* [Prompt]: Scan the listing for the word "this", and copy out each line where it is found.

* [Data listing]:

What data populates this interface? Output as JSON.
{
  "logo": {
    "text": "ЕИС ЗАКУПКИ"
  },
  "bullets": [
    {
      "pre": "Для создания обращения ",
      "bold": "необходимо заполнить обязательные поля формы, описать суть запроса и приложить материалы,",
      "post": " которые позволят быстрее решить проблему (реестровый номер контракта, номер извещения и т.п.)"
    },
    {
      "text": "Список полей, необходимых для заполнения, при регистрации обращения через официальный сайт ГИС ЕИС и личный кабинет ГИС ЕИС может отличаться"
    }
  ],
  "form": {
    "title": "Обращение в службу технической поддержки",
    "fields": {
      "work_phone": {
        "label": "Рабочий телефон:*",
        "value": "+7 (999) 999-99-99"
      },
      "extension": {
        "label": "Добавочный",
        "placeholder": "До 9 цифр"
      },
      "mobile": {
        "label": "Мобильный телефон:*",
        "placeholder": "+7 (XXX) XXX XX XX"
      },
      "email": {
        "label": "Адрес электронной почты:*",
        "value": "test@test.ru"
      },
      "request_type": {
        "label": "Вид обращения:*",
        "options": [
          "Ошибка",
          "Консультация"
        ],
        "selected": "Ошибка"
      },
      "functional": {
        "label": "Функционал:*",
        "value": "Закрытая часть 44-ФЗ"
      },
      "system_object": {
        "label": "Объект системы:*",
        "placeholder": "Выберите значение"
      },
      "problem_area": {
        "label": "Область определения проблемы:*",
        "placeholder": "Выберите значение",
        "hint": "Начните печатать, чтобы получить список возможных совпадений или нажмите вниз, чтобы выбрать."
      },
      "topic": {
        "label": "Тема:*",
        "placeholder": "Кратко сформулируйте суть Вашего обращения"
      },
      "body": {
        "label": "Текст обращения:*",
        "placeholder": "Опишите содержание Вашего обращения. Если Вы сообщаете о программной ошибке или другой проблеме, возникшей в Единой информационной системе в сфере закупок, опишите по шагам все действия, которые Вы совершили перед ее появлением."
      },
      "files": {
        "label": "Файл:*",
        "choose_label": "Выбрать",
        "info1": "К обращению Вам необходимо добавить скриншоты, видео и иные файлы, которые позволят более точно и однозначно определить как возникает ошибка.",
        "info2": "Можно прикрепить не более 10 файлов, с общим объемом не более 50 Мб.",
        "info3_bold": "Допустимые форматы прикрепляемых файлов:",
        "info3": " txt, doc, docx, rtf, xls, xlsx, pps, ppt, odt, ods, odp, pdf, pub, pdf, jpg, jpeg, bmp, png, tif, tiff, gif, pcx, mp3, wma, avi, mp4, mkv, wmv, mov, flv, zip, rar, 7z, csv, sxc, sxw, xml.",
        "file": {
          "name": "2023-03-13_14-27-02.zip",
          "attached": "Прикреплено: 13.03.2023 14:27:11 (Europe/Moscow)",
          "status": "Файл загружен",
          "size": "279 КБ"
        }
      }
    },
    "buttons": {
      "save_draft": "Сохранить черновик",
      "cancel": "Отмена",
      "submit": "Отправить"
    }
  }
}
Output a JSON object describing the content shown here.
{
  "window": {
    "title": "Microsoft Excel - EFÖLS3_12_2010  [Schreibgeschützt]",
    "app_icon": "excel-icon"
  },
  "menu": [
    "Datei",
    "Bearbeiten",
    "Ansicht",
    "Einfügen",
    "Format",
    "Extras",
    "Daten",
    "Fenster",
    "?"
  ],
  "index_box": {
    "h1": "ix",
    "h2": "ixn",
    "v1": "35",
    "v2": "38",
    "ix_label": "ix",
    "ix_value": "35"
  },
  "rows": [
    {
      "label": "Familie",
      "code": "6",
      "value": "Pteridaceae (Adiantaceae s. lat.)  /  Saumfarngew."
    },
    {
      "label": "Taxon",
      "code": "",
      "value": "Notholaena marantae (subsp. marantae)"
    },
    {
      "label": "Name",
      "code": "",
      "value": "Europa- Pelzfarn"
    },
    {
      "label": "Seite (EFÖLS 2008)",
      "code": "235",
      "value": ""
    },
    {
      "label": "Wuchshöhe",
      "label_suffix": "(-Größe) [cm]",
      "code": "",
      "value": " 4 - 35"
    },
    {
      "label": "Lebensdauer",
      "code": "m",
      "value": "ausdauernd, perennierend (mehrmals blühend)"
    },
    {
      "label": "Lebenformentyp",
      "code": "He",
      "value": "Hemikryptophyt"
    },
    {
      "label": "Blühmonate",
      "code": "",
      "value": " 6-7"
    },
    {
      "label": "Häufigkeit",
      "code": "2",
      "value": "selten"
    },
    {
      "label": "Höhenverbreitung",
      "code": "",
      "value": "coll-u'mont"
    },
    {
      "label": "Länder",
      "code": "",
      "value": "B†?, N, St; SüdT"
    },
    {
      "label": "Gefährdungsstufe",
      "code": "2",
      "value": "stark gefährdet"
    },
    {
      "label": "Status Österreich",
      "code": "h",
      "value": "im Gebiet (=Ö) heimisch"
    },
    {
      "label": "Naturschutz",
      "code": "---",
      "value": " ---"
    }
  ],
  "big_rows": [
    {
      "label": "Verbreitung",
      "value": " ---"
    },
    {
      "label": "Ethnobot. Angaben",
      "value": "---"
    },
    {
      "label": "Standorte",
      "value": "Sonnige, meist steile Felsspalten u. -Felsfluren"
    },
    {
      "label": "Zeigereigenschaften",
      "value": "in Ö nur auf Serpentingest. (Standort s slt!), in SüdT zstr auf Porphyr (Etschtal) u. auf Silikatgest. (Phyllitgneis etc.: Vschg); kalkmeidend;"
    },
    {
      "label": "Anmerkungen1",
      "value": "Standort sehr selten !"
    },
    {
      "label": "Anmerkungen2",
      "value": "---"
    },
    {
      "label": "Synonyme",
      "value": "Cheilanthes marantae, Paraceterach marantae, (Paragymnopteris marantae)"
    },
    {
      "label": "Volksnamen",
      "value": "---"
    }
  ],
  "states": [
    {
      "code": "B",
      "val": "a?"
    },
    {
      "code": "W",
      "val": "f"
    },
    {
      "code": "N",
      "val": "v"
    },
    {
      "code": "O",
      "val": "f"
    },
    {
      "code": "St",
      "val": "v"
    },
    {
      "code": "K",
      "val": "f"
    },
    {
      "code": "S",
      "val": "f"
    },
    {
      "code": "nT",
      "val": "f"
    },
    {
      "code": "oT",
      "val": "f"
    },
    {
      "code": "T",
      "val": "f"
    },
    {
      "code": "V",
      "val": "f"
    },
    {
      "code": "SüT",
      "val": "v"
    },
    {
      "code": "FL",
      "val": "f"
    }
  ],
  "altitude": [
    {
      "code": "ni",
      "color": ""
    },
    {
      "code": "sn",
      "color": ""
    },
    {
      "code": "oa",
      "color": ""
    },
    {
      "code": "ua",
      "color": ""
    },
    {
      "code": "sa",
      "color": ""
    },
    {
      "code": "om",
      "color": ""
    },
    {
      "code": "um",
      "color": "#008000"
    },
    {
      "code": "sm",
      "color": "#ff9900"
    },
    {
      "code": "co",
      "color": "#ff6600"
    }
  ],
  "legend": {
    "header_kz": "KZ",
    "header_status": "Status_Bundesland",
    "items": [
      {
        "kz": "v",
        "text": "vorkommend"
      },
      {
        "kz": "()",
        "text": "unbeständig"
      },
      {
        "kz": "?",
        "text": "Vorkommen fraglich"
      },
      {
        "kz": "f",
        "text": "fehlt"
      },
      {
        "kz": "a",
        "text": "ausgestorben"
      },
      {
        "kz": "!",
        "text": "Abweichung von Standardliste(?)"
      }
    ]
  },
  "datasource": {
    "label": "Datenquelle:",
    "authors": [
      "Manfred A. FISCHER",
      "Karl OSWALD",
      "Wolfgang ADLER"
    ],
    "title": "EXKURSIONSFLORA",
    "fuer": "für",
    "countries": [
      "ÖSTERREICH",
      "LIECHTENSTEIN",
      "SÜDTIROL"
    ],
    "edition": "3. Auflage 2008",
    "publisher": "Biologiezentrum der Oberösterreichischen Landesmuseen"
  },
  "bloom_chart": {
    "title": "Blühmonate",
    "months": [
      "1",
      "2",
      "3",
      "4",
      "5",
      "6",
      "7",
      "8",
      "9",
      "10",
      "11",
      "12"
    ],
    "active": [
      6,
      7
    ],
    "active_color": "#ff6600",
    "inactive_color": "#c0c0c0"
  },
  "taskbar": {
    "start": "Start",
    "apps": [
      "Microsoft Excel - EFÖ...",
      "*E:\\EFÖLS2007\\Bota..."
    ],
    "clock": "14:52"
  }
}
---
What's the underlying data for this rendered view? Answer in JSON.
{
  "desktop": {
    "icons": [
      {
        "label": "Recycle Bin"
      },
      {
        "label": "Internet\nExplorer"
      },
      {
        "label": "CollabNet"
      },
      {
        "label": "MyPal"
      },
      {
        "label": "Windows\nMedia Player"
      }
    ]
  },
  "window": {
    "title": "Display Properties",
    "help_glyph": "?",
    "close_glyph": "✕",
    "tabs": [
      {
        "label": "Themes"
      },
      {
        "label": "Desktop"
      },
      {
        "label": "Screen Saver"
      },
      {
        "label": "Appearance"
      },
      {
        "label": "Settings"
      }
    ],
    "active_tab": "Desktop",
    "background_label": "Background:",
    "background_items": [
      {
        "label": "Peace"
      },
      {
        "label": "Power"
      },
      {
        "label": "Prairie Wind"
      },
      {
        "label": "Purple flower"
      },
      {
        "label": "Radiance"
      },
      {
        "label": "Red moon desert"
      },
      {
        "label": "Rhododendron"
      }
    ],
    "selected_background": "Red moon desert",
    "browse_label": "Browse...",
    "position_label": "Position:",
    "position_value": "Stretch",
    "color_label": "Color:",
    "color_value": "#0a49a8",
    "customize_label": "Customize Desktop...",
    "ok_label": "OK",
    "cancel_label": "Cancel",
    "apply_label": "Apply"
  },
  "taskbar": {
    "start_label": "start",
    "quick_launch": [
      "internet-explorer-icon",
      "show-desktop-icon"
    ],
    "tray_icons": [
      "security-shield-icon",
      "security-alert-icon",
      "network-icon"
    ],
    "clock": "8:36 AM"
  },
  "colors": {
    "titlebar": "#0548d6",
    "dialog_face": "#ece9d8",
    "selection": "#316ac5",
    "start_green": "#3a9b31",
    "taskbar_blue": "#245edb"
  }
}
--
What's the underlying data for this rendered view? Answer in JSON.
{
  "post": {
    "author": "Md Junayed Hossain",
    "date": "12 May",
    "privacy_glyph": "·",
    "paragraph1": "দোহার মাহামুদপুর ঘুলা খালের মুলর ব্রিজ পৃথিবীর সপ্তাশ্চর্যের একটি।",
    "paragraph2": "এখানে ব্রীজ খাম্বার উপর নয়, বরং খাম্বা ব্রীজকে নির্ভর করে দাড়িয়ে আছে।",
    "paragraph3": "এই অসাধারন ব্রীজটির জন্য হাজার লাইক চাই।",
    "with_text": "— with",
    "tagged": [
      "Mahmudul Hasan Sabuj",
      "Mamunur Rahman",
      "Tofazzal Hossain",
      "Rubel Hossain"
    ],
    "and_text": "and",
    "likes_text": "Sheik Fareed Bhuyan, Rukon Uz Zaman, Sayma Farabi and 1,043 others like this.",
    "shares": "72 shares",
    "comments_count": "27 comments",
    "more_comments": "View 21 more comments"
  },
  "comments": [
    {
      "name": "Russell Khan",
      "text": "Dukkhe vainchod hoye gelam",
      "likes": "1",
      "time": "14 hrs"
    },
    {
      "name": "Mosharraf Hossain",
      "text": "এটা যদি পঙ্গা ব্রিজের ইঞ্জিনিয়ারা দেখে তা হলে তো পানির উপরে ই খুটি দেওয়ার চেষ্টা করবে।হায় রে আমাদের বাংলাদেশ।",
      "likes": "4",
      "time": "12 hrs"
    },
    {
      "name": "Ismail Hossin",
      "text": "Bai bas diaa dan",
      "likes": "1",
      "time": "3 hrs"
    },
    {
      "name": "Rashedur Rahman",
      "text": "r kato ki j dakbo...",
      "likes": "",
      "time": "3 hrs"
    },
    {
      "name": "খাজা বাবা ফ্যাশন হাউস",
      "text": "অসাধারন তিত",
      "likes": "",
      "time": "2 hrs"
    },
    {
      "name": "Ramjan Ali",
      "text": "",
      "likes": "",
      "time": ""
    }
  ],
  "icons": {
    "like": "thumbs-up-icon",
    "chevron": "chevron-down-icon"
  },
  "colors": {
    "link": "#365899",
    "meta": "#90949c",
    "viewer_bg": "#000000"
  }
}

* [Task output]:
What data populates this interface? Output as JSON.
What's the underlying data for this rendered view? Answer in JSON.
What's the underlying data for this rendered view? Answer in JSON.
    "likes_text": "Sheik Fareed Bhuyan, Rukon Uz Zaman, Sayma Farabi and 1,043 others like this.",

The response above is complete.